Autonomy is expected to have major impact on how we move goods and people around the world in the future. All major car manufacturers are investing heavily into technologies to make this a reality. Perhaps less known, is that much of the same is happening in the maritime industry. Unlike for cars, the Norwegian industry is a major player within ship technology and is currently spearheading the development of autonomous and remotely operated ships. DNV GL is a part of this and with our purpose of safeguarding life, property and the environment we are preparing for a reality where autonomous and remotely operated systems impact how the world shipping fleet is operated.
As a part of this, the Maritime Transportation programme in Group Technology and Research (GTR) is currently researching situational awareness for autonomous and remotely operated ships. Situational awareness refers to the ability of the ship to perceive its surroundings using sensors which is a prerequisite for automated navigation and collision avoidance. Machine learning algorithms will be an integral part of this system, and research is focused on how we can make sure such systems are safe to use.

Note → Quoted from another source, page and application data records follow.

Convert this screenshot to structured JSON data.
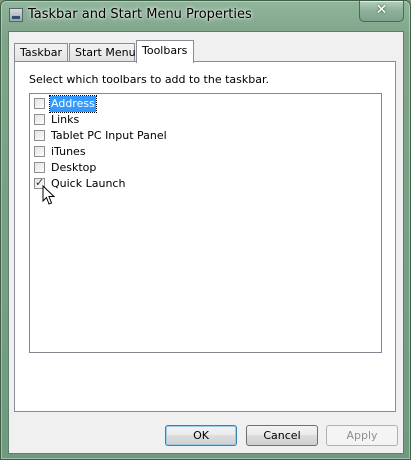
{
  "window": {
    "title": "Taskbar and Start Menu Properties",
    "close_label": "✕"
  },
  "tabs": [
    {
      "label": "Taskbar"
    },
    {
      "label": "Start Menu"
    },
    {
      "label": "Toolbars"
    }
  ],
  "active_tab": "Toolbars",
  "panel": {
    "instruction": "Select which toolbars to add to the taskbar.",
    "toolbars": [
      {
        "label": "Address",
        "checked": false,
        "selected": true
      },
      {
        "label": "Links",
        "checked": false,
        "selected": false
      },
      {
        "label": "Tablet PC Input Panel",
        "checked": false,
        "selected": false
      },
      {
        "label": "iTunes",
        "checked": false,
        "selected": false
      },
      {
        "label": "Desktop",
        "checked": false,
        "selected": false
      },
      {
        "label": "Quick Launch",
        "checked": true,
        "selected": false
      }
    ]
  },
  "buttons": {
    "ok": "OK",
    "cancel": "Cancel",
    "apply": "Apply"
  },
  "icons": {
    "app": "taskbar-properties-icon",
    "close": "close-icon",
    "cursor": "mouse-pointer-icon"
  }
}
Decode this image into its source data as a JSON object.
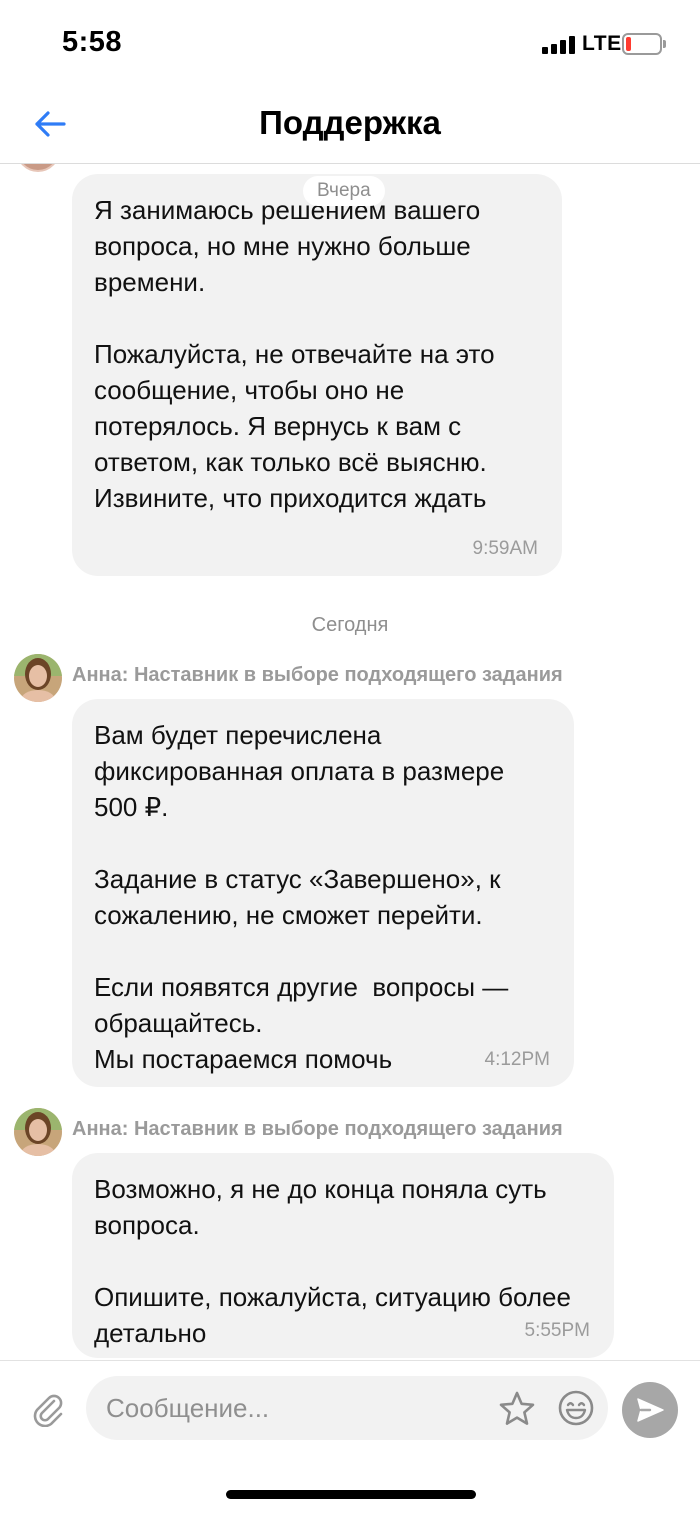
{
  "status_bar": {
    "time": "5:58",
    "network": "LTE",
    "battery_level": 0.12,
    "battery_color": "#ff3b30"
  },
  "nav": {
    "back_icon": "arrow-left-icon",
    "title": "Поддержка",
    "accent_color": "#2f7cf6"
  },
  "chat": {
    "date_yesterday": "Вчера",
    "date_today": "Сегодня",
    "messages": [
      {
        "sender": "",
        "text": "Я занимаюсь решением вашего вопроса, но мне нужно больше времени.\n\nПожалуйста, не отвечайте на это сообщение, чтобы оно не потерялось. Я вернусь к вам с ответом, как только всё выясню. Извините, что приходится ждать",
        "time": "9:59AM"
      },
      {
        "sender": "Анна: Наставник в выборе подходящего задания",
        "text": "Вам будет перечислена фиксированная оплата в размере 500 ₽.\n\nЗадание в статус «Завершено», к сожалению, не сможет перейти.\n\nЕсли появятся другие  вопросы — обращайтесь.\nМы постараемся помочь",
        "time": "4:12PM"
      },
      {
        "sender": "Анна: Наставник в выборе подходящего задания",
        "text": "Возможно, я не до конца поняла суть вопроса.\n\nОпишите, пожалуйста, ситуацию более детально",
        "time": "5:55PM"
      }
    ]
  },
  "input_bar": {
    "placeholder": "Сообщение...",
    "value": "",
    "attach_icon": "paperclip-icon",
    "star_icon": "star-icon",
    "emoji_icon": "smiley-icon",
    "send_icon": "send-icon"
  }
}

Relevant topics are; explainable AI, interpretability of deep neural nets and their predictions, safety testing with limited specifications and data, and detection of high confidence mistakes, with the goal of developing the rules and assurance procedures necessary for the adaptation of autonomous ships in a commercial setting.
Summer students have been a part of our team for several summers, working with sensors, algorithms and sensor-fusion for detection of other ships and obstacles. Sensors have included long range LIDAR, thermal camera, maritime RADAR, pan-tilt-zoom daylight camera as well as a high-resolution 4K camera. A rig with these sensors is available, including a system running on the Robotic Operating System (ROS) used for data logging and machine-learning based data analysis. The work has been both highly practical and theoretical, where the students have performed experiments with the rig outside our office in Høvik, logging suitable scenarios with boats, kayaks and other relevant objects, as well as developed algorithms for data processing and object detection. The students have also added additional functionality as needed in order to facilitate testing, assessment of performance and developed suitable test criteria for such systems.
As a part of our team, you can expect to work within interesting and highly relevant topics such as deep learning, interpretability and explainability of deep learning systems, computer vision and sensor fusion algorithms, aligned with the needs and research interests at DNV GL. It is preferable that you have some programming skills and a bonus if you have some experience with computer vision, sensor fusion and machine learning algorithms from studies, previous summer jobs or extracurricular activities. It will also be regarded positive if you are interested in writing your project- and/or master’s thesis on a related subject. Researchers from DNV GL can offer co-supervision and support to such work and provide data and equipment as necessary.
Managers will select summer students based on their business needs aligned with your education, experience and background. In the application letter, please formulate how you believe you can contribute to the ongoing research within the aforementioned subjects during the summer. How does your research interest fit with the goals and topics of the summer job? Please also indicate your master program specialization and/or main area of study during the application process.
Primarily we are seeking 3rd and 4th year students with relevant Master Program specialization in:
- Marine Technology
- Cybernetics / Robotics
- Data Science / AI
- Mathematics / Statistics
- Computer Science / Information Science